Thus the IRR is between 10 and 11 percent; it is closer to 11 percent because $(469) is closer to 0 than $1,250. (Note that as the rate increases, the NPV decreases, and as the rate decreases, the NPV increases.)
Note: the NPV of $(469) is closest to 0. Thus the IRR is close to 11 percent.
This trial and error approach allows us to approximate the IRR.
As stated earlier, if the IRR is greater than or equal to the company’s required rate of return, the investment is accepted; otherwise, the investment is rejected.
For the company, the IRR of approximately 11 percent is greater than the company’s required rate of return of 10 percent. Thus the investment should be accepted.

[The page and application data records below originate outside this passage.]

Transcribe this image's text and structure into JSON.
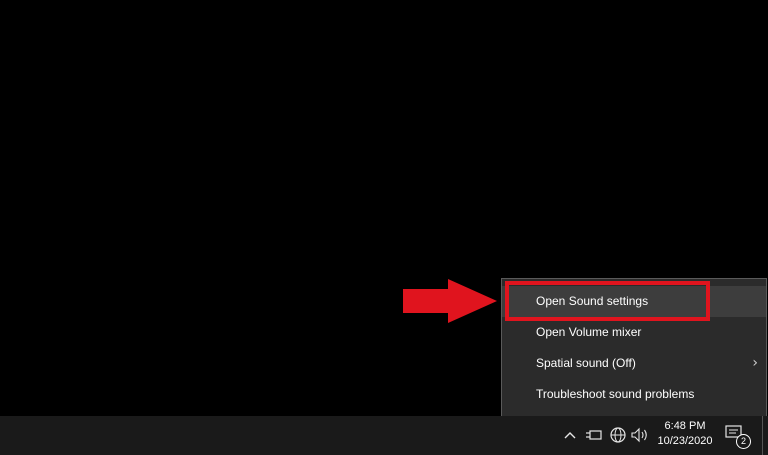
{
  "context_menu": {
    "items": [
      {
        "label": "Open Sound settings"
      },
      {
        "label": "Open Volume mixer"
      },
      {
        "label": "Spatial sound (Off)",
        "has_submenu": true
      },
      {
        "label": "Troubleshoot sound problems"
      }
    ]
  },
  "annotation": {
    "arrow_color": "#e0141e",
    "box_color": "#e0141e"
  },
  "taskbar": {
    "tray_icons": [
      "chevron-up-icon",
      "power-plug-icon",
      "globe-network-icon",
      "speaker-icon"
    ],
    "clock": {
      "time": "6:48 PM",
      "date": "10/23/2020"
    },
    "notifications": {
      "count": "2",
      "icon": "notification-center-icon"
    }
  }
}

Capital Budgeting with Throughput Analysis
Throughput is measured as the amount of material passing through a system. Throughput analysis is the most complex capital budgeting analysis type, but is also the most precise in assisting managers decide which projects to embark on. Under this method, the whole company is a single system which generates profit. The analysis assumes that almost every cost in the system is operating expenses, that in order for the company to pay for expenses it has to maximize the entire systems throughput, and that maximizing profits involves maximizing the throughput passing through a bottleneck operation. A bottleneck is the systems resource which needs the longest time in operations. This implies that managers should give more preference to capital budgeting projects which affect and increase throughput passing through the bottleneck.
Capital Budgeting Using DCF Analysis

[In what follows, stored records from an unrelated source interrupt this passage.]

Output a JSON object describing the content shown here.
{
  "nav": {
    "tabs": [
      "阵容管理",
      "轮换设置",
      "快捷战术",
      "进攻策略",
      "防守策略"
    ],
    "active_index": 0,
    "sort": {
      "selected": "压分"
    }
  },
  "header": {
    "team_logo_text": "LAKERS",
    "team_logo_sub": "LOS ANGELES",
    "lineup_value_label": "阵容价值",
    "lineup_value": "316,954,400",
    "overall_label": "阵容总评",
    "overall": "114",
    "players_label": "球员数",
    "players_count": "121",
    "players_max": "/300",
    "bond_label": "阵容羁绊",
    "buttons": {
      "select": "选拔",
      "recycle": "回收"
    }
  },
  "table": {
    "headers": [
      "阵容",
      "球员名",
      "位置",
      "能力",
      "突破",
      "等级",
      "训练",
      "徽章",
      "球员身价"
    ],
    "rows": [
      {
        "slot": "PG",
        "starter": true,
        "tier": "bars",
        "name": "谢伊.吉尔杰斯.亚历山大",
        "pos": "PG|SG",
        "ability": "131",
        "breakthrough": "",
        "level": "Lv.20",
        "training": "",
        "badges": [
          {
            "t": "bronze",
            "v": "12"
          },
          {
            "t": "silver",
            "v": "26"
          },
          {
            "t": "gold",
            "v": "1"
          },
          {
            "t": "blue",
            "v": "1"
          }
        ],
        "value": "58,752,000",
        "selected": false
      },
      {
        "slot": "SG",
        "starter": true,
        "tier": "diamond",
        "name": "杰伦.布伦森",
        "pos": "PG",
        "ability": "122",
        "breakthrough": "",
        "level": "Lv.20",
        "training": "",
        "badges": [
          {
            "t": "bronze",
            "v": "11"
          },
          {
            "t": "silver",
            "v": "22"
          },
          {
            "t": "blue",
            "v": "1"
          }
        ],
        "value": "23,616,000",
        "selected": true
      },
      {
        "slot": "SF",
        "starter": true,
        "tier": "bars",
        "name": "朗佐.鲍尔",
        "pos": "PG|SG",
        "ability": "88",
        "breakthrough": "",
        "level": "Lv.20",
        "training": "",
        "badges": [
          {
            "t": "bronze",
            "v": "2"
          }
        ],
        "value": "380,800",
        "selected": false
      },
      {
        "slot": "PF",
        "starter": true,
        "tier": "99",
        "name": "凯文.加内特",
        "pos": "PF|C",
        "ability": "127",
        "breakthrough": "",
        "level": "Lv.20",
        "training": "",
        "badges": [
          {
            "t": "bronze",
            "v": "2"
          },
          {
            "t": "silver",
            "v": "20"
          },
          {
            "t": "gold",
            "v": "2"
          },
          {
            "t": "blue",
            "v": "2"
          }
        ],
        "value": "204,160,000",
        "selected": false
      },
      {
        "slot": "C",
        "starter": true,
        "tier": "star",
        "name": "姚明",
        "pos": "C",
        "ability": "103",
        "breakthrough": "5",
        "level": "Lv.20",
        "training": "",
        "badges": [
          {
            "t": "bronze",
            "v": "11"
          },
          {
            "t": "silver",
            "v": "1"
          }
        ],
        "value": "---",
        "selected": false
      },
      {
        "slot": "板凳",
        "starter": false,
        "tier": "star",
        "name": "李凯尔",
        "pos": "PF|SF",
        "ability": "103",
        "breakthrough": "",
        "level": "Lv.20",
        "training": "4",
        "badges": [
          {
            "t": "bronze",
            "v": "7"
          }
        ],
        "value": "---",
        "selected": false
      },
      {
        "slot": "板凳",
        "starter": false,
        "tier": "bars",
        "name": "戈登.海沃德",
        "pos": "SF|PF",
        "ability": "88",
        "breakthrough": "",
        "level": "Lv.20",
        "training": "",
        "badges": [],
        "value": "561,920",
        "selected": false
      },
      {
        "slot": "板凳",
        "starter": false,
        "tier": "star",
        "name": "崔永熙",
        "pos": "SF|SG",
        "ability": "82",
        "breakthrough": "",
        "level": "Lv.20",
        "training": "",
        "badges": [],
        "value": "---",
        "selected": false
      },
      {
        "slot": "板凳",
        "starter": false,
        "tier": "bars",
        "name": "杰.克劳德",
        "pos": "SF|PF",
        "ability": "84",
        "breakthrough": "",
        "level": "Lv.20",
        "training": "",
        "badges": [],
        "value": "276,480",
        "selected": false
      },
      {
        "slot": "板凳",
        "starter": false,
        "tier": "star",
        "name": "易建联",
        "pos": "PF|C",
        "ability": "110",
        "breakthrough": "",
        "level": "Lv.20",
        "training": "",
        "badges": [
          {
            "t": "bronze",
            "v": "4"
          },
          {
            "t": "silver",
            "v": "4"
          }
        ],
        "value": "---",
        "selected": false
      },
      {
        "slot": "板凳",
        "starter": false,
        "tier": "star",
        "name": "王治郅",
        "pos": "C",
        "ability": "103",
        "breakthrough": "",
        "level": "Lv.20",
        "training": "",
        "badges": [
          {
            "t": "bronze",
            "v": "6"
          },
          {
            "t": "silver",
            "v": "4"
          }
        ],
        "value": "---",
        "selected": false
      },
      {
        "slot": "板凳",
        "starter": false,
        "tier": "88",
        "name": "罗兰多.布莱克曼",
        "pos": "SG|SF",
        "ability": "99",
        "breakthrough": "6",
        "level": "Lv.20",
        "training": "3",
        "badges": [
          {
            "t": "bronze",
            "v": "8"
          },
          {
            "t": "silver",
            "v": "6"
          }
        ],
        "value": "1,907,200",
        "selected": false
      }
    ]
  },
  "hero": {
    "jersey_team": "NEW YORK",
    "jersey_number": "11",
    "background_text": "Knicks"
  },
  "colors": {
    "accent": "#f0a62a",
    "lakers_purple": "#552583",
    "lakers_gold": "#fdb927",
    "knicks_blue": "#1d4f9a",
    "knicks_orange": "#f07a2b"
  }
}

DCF analysis is synonymous to or the same as NPV analysis in that it examines the first cash outflow required to fund a project, the combination of cash inflows assuming revenue forms, and other future outflows assuming maintenance and other cost forms. These costs, save for the first outflow, are discounted back to the current date. The NPV is the resulting number of the DCF analysis. Projects having the highest NPV should rank over other projects except in situations where one or more are mutually exclusive.
Capital Budgeting with the Payback Method
Although the net present value (NPV) and internal rate of return (IRR) methods are the most commonly used approaches to evaluating investments, some managers also use the payback method.
The payback method evaluates how long it will take to “pay back” or recover the initial investment.
The payback period, typically stated in years, is the time it takes to generate enough cash receipts from an investment to cover the cash outflows for the investment.
Managers who are concerned about cash flow want to know how long it will take to recover the initial investment. The payback method provides this information.
Managers may also require a payback period equal to or less than some specified time period, regardless of the NPV or IRR.
Note that the payback method has two significant weaknesses.
First, it does not consider the time value of money.
Second, it only considers the cash inflows until the investment cash outflows are recovered; cash inflows after the payback period are not part of the analysis.
Both of these weaknesses require that managers use care when applying the payback method.
- Job Costing vs Process Costing
- Assign Direct Material and Direct Labor to Job
- Assign Manufacturing Overhead Costs to Job
- Assign Overhead Costs to Products
- Plantwide Cost Allocation
- Department Cost Allocation
- Activity-Based Costing
- Weighted-Average Cost of Products
- Production Cost Report
- Fixed, Variable, and Mixed Cost Estimations
- Contribution Margin Income Statement
- Cost-Volume-Profit Analysis
- Margin of Safety
- Contribution Margin per Unit of Constraint
- Absorption Costing vs Variable Costing
- Differential Analysis and Decisions
- Cost Decisions for Joint Products
- Capital Budgeting
- Life Cycle Costing
- The Master Budget
- Activity-Based Budgeting
- Standard Costs
- Imputed Value
- Variance Analysis for Product Costs
- Absorption Pricing
- Price Variance
- Absorption Variance
- Responsibility Centers
- Comparing Segmented Income
- Using ROI to Evaluate Performance
- Using Residual Income to Evaluate Performance
- Use Economic Value Added to Evaluate Performance
- Transfer Pricing